Such documents were often held by officials in high ranks, like ambassadors, consuls or special envoys. Furthermore, these travel documents are often frequently traveled. Hence, they hold a tapestry of stamps or visas. Partly from unusual places.
6. Can you provide insights into the stories behind specific historical passports that offer unique insights into past travel and migration trends?
7. What role did passports play during significant historical events, such as wartime travel restrictions or international treaties?
During war, a passport could have been a matter of life or death. Especially, when we are looking into WWII and the Holocaust. And yes, during that time, passports and similar documents were often forged to escape and save lives. Example...
8. How has the emergence of digital passports and biometric identification impacted the world of passport collecting?
Current modern passports having now often a sparkling, flashy design. This has mainly two reasons. 1. Improved security and 2. Displaying a countries' heritage, icons, and important figures or achievements. I can fully understand that those modern documents are wanted, especially by younger collectors.
9. Are there any specialized collections of passports, such as those from a specific country, era, or distinguished individuals?
Yes, the University of Western Sidney Library has e.g. a passport collection of the former prime minister Hon Edward Gough Whitlam and his wife Margaret. They are all diplomatic passports and I had the pleasure to apprise them. I hold e.g. a collection of almost all types of the German Empire passports (only 2 types are still missing). Also, my East German passport collection is quite extensive with pretty rare passport types.
10. Where can passport collectors find reliable resources and reputable sellers to expand their collection and learn more about passport history?
A good start is eBay, Delcampe, flea markets, garage or estate sales. The more significant travel documents you probably find at the classic auction houses. Sometimes I also offer documents from my archive/collection. See offers... As you are already here, you surely found a great source on the topic 😉
11. Is vintage passport collecting legal? What are the regulations and considerations collectors should know when acquiring historical passports?
First, it's important to stress that each country has its own laws when it comes to passports. Collecting old vintage passports for historical or educational reasons is safe and legal, or at least tolerated. More details on the legal aspects are here...
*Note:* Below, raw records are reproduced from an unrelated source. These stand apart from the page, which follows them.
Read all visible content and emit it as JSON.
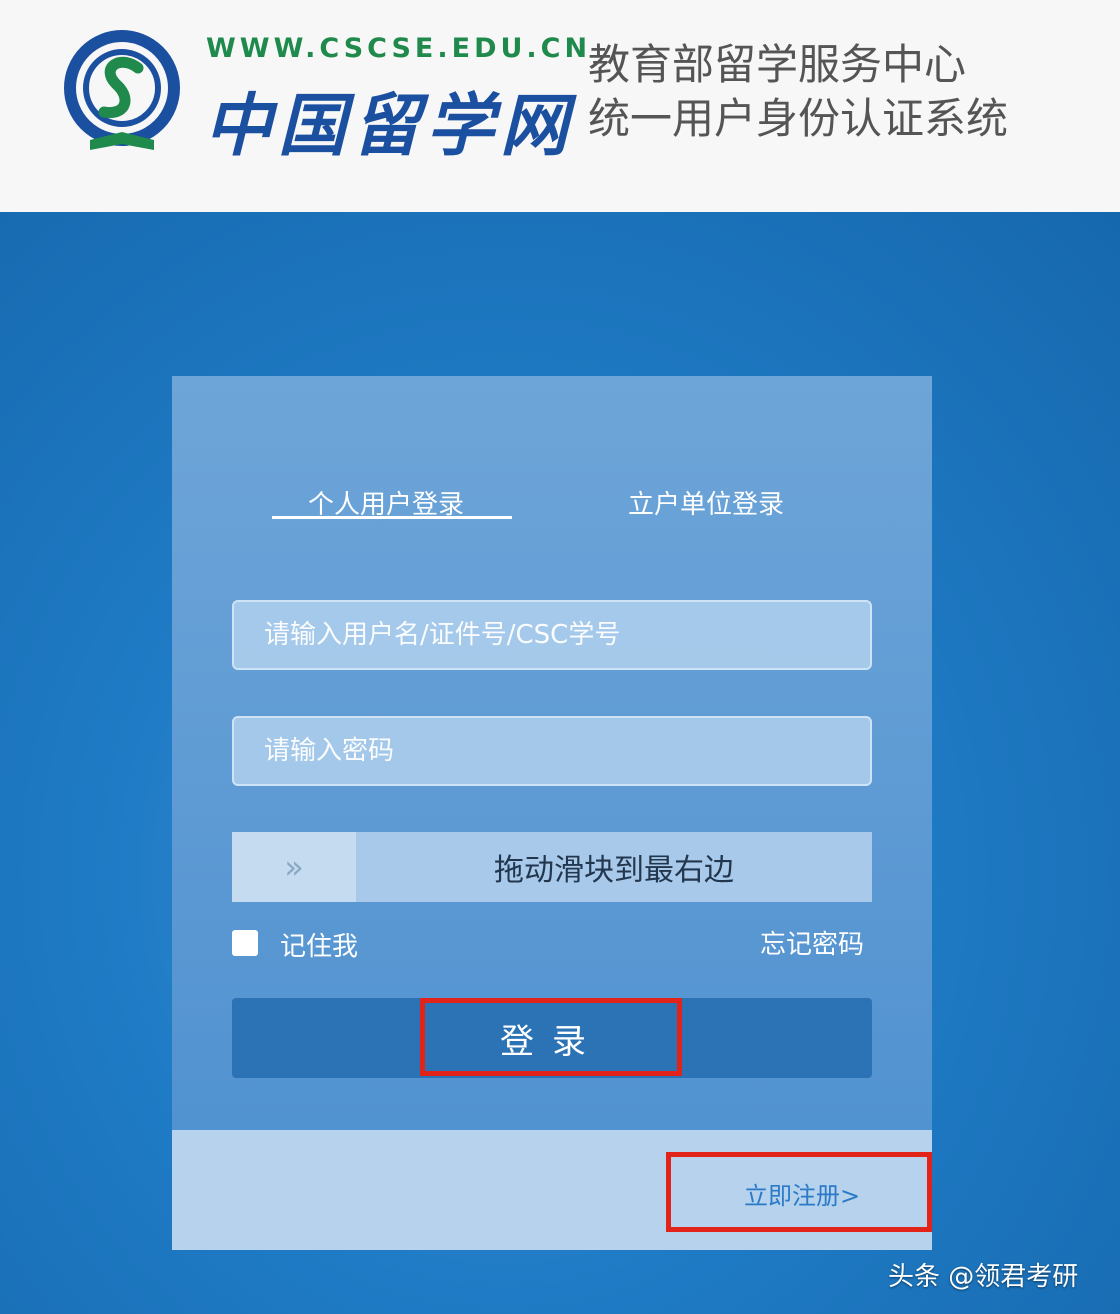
{
  "header": {
    "site_url": "WWW.CSCSE.EDU.CN",
    "site_name": "中国留学网",
    "system_title_line1": "教育部留学服务中心",
    "system_title_line2": "统一用户身份认证系统"
  },
  "tabs": [
    {
      "label": "个人用户登录",
      "active": true
    },
    {
      "label": "立户单位登录",
      "active": false
    }
  ],
  "form": {
    "username_placeholder": "请输入用户名/证件号/CSC学号",
    "password_placeholder": "请输入密码",
    "slider_icon": "»",
    "slider_text": "拖动滑块到最右边",
    "remember_label": "记住我",
    "forgot_label": "忘记密码",
    "login_label": "登录"
  },
  "footer": {
    "register_label": "立即注册>"
  },
  "watermark": "头条 @领君考研",
  "colors": {
    "page_bg": "#1a78c2",
    "highlight": "#e2231a",
    "logo_green": "#1f8a4c",
    "logo_blue": "#1b4fa0"
  }
}
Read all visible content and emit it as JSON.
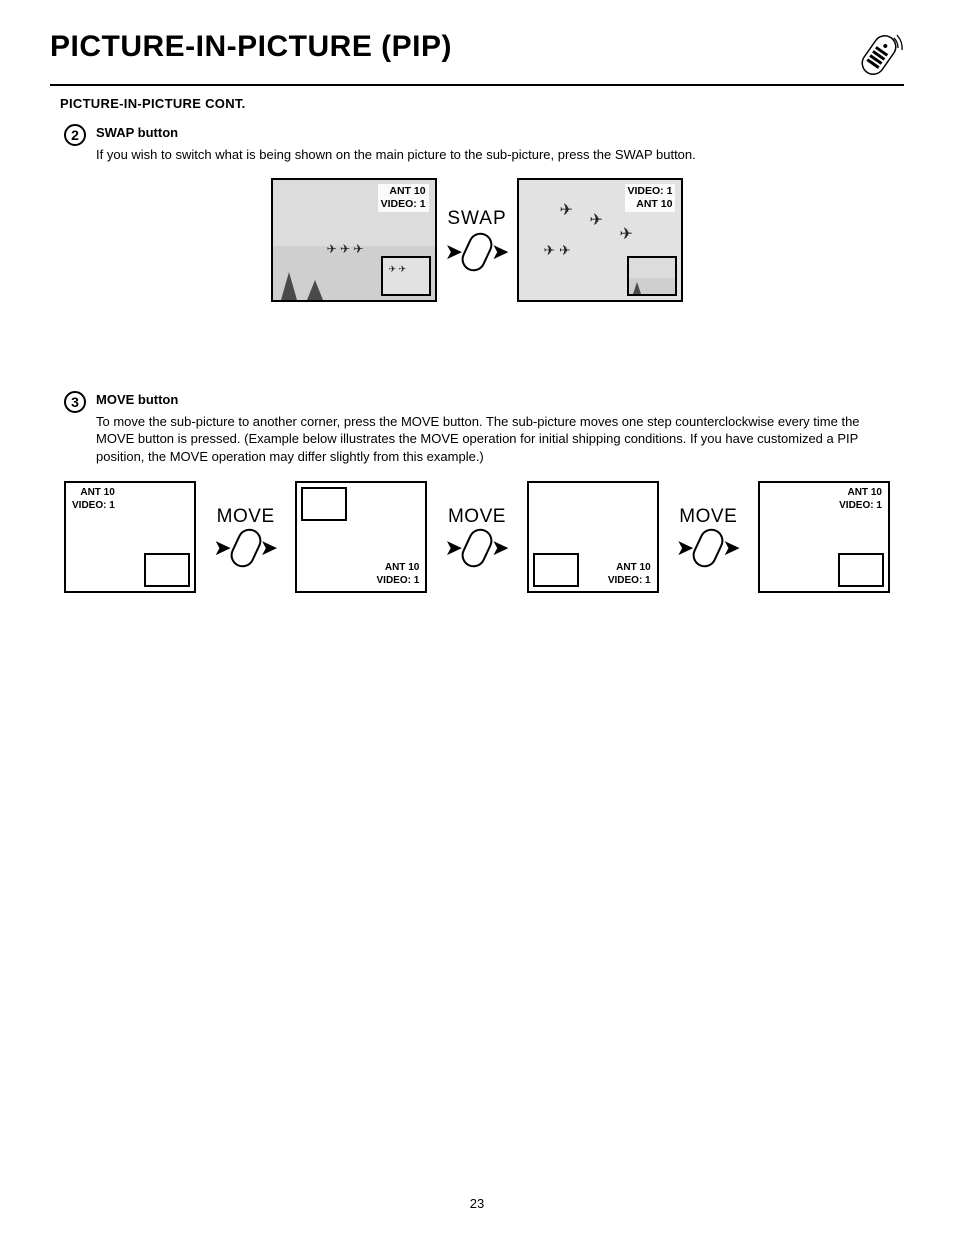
{
  "page": {
    "title": "PICTURE-IN-PICTURE (PIP)",
    "subhead": "PICTURE-IN-PICTURE CONT."
  },
  "sec2": {
    "num": "2",
    "label": "SWAP button",
    "body": "If you wish to switch what is being shown on the main picture to the sub-picture, press the SWAP button."
  },
  "swap": {
    "label": "SWAP",
    "left_osd_line1": "ANT    10",
    "left_osd_line2": "VIDEO: 1",
    "right_osd_line1": "VIDEO: 1",
    "right_osd_line2": "ANT    10"
  },
  "sec3": {
    "num": "3",
    "label": "MOVE button",
    "body": "To move the sub-picture to another corner, press the MOVE button.  The sub-picture moves one step counterclockwise every time the MOVE button is pressed.  (Example below illustrates the MOVE operation for initial shipping conditions.  If you have customized a PIP position, the MOVE operation may differ slightly from this example.)"
  },
  "move": {
    "label": "MOVE",
    "osd_line1": "ANT    10",
    "osd_line2": "VIDEO: 1"
  },
  "pagenum": "23"
}
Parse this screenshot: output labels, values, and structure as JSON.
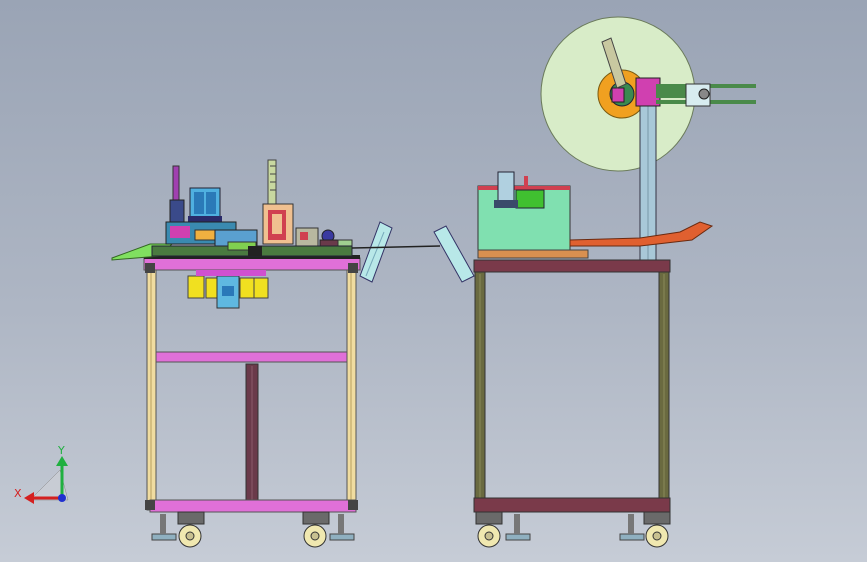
{
  "scene": {
    "background_top": "#9aa4b5",
    "background_bottom": "#c6ccd6"
  },
  "triad": {
    "x_label": "X",
    "y_label": "Y",
    "x_color": "#d42020",
    "y_color": "#20b040",
    "z_color": "#2030d0"
  },
  "left_machine": {
    "frame_color": "#f0dca0",
    "crossbar_color": "#e070d8",
    "center_post_color": "#6a3a4a"
  },
  "right_machine": {
    "frame_color": "#6a6a40",
    "crossbar_color": "#7a3a4a",
    "hopper_color": "#80e0b0",
    "reel_color": "#d8ecc8",
    "hub_color": "#f0a020"
  }
}
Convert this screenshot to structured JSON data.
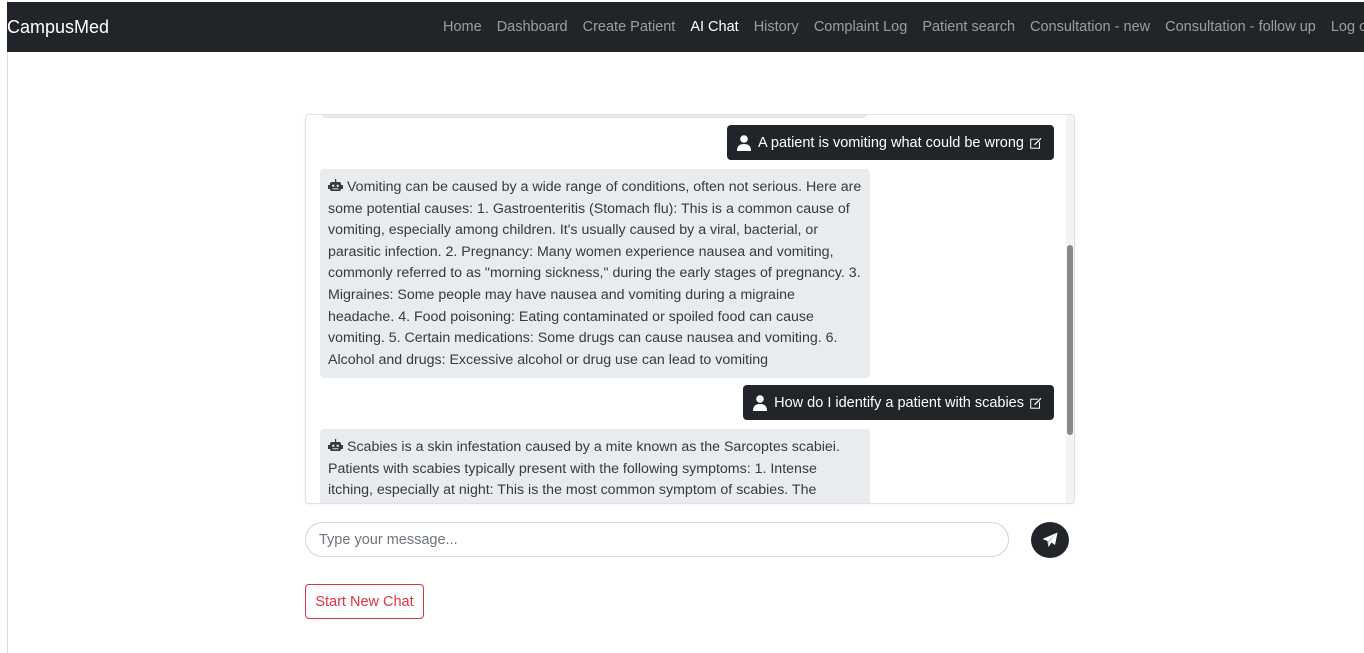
{
  "brand": "CampusMed",
  "nav": {
    "items": [
      "Home",
      "Dashboard",
      "Create Patient",
      "AI Chat",
      "History",
      "Complaint Log",
      "Patient search",
      "Consultation - new",
      "Consultation - follow up",
      "Log out"
    ],
    "active": "AI Chat"
  },
  "chat": {
    "messages": [
      {
        "role": "user",
        "text": "A patient is vomiting what could be wrong"
      },
      {
        "role": "bot",
        "text": "Vomiting can be caused by a wide range of conditions, often not serious. Here are some potential causes: 1. Gastroenteritis (Stomach flu): This is a common cause of vomiting, especially among children. It's usually caused by a viral, bacterial, or parasitic infection. 2. Pregnancy: Many women experience nausea and vomiting, commonly referred to as \"morning sickness,\" during the early stages of pregnancy. 3. Migraines: Some people may have nausea and vomiting during a migraine headache. 4. Food poisoning: Eating contaminated or spoiled food can cause vomiting. 5. Certain medications: Some drugs can cause nausea and vomiting. 6. Alcohol and drugs: Excessive alcohol or drug use can lead to vomiting"
      },
      {
        "role": "user",
        "text": "How do I identify a patient with scabies"
      },
      {
        "role": "bot",
        "text": "Scabies is a skin infestation caused by a mite known as the Sarcoptes scabiei. Patients with scabies typically present with the following symptoms: 1. Intense itching, especially at night: This is the most common symptom of scabies. The"
      }
    ]
  },
  "input": {
    "placeholder": "Type your message...",
    "value": ""
  },
  "buttons": {
    "new_chat": "Start New Chat"
  },
  "icons": {
    "user": "user-icon",
    "bot": "robot-icon",
    "edit": "edit-icon",
    "send": "paper-plane-icon"
  },
  "colors": {
    "navbar": "#212529",
    "user_bubble": "#212529",
    "bot_bubble": "#e9ecef",
    "danger": "#dc3545"
  }
}
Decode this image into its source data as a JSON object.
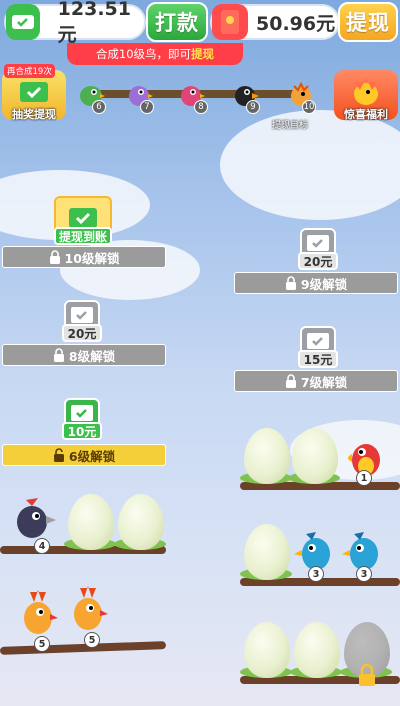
{
  "top_bar": {
    "balance_amount": "123.51元",
    "withdraw_cash_button": "打款",
    "redpacket_amount": "50.96元",
    "withdraw_button": "提现",
    "hint_prefix": "合成10级鸟，即可",
    "hint_highlight": "提现"
  },
  "progress": {
    "lottery_badge": "再合成19次",
    "lottery_label": "抽奖提现",
    "levels": [
      "6",
      "7",
      "8",
      "9",
      "10"
    ],
    "goal_label": "提现目标",
    "bonus_label": "惊喜福利"
  },
  "rewards": [
    {
      "amount": "提现到账",
      "unlock": "10级解锁",
      "state": "ready"
    },
    {
      "amount": "20元",
      "unlock": "9级解锁",
      "state": "locked"
    },
    {
      "amount": "20元",
      "unlock": "8级解锁",
      "state": "locked"
    },
    {
      "amount": "15元",
      "unlock": "7级解锁",
      "state": "locked"
    },
    {
      "amount": "10元",
      "unlock": "6级解锁",
      "state": "active"
    }
  ],
  "birds": {
    "b1": "1",
    "b2": "4",
    "b3": "3",
    "b4": "3",
    "b5": "5",
    "b6": "5"
  },
  "colors": {
    "green": "#3dbf4e",
    "red": "#ff3e47",
    "orange": "#f39c12",
    "gold": "#f5cf3a"
  }
}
Does this article spark your curiosity about passport collecting and the history of passports? With this valuable information, you have a good basis to start your own passport collection.
Question? Contact me...